It may be helpful to think of sugar as we do alcohol: Most people can enjoy it in moderation without harm, but it could be a danger when overdone or to those with addictive tendencies. With that in mind, here are several strategies for getting the upper hand on the sweet stuff:
• Be a teetotaler (almost):
Like alcohol, which is addictive but can be consumed healthfully in moderation, sugar doesn't have to be an all-or-nothing proposition. But because it is easy to go overboard, keep careful tabs on how much you are getting and aim for no more than 10 teaspoons (40 grams) a day. Stick to minimally processed whole foods. Cooking more at home will make it much easier to keep track.
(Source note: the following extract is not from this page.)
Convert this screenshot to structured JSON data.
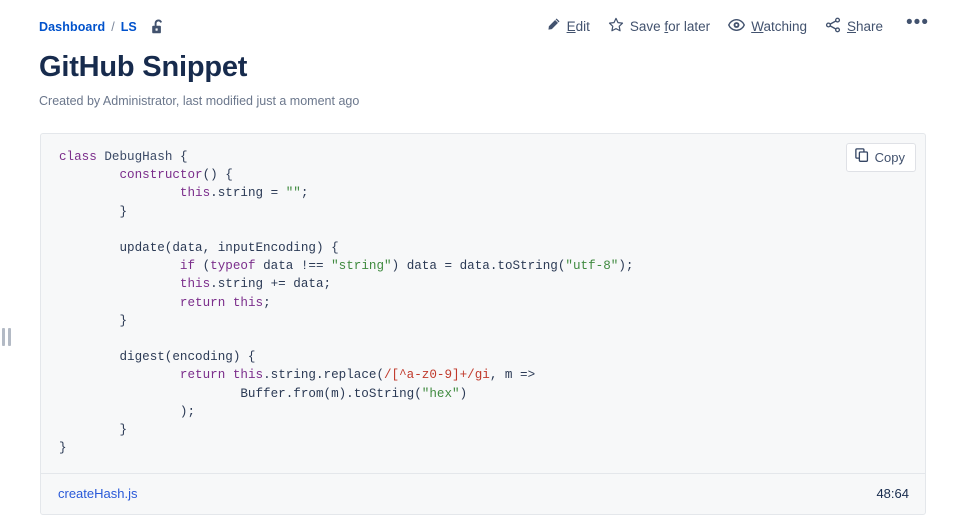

When buying packaged foods, read the label carefully to account for all forms of added sugar.
• Use sugar strategically:
Use your 10-teaspoon sugar budget to make healthy foods tastier and more appealing, such as adding maple syrup to your oatmeal, or honey to plain yogurt or tart fruits. Buy plain, unsweetened foods and add sweetener in minimum amounts yourself so you are in control of it. Chances are you will add a lot less than the manufacturer. You can blow your daily sugar allowance on one 12-ounce soda, sweet tea, lemonade or energy drink, so skip those in favor of water, enhanced with a splash of fruit juice if you want more flavor. Happily, taking this approach also ensures you will have room for a cookie or scoop of ice cream now and then so you won't feel deprived.
• Satisfy your sweet tooth healthfully:
If you have a hankering for something sweet, don't head straight for the jelly beans. Go for fresh or dried fruit instead. Try slicing apples or pears and sprinkling them with cinnamon to enhance their sweetness, or drizzle a bit of honey over some fresh berries. You might be surprised to find how well fruit, lightly sweetened or not, hits the spot.
• Reward yourself:
Behavioral techniques that help with other addictions, such as smoking, might also help you cut back on sugar. Create a reward system that incentivises eating less of it. One idea is putting the money you save from buying pastries or fizzy drink into a jar and treating yourself to something special at the end of the week, such as a couple of new songs on iTunes or a new lip gloss.
• Get extra help if needed:
If you are using sugar and/or other food to self-medicate and it has become a destructive force in your life, seek the help of a mental health professional, just as you would with any other type of addiction.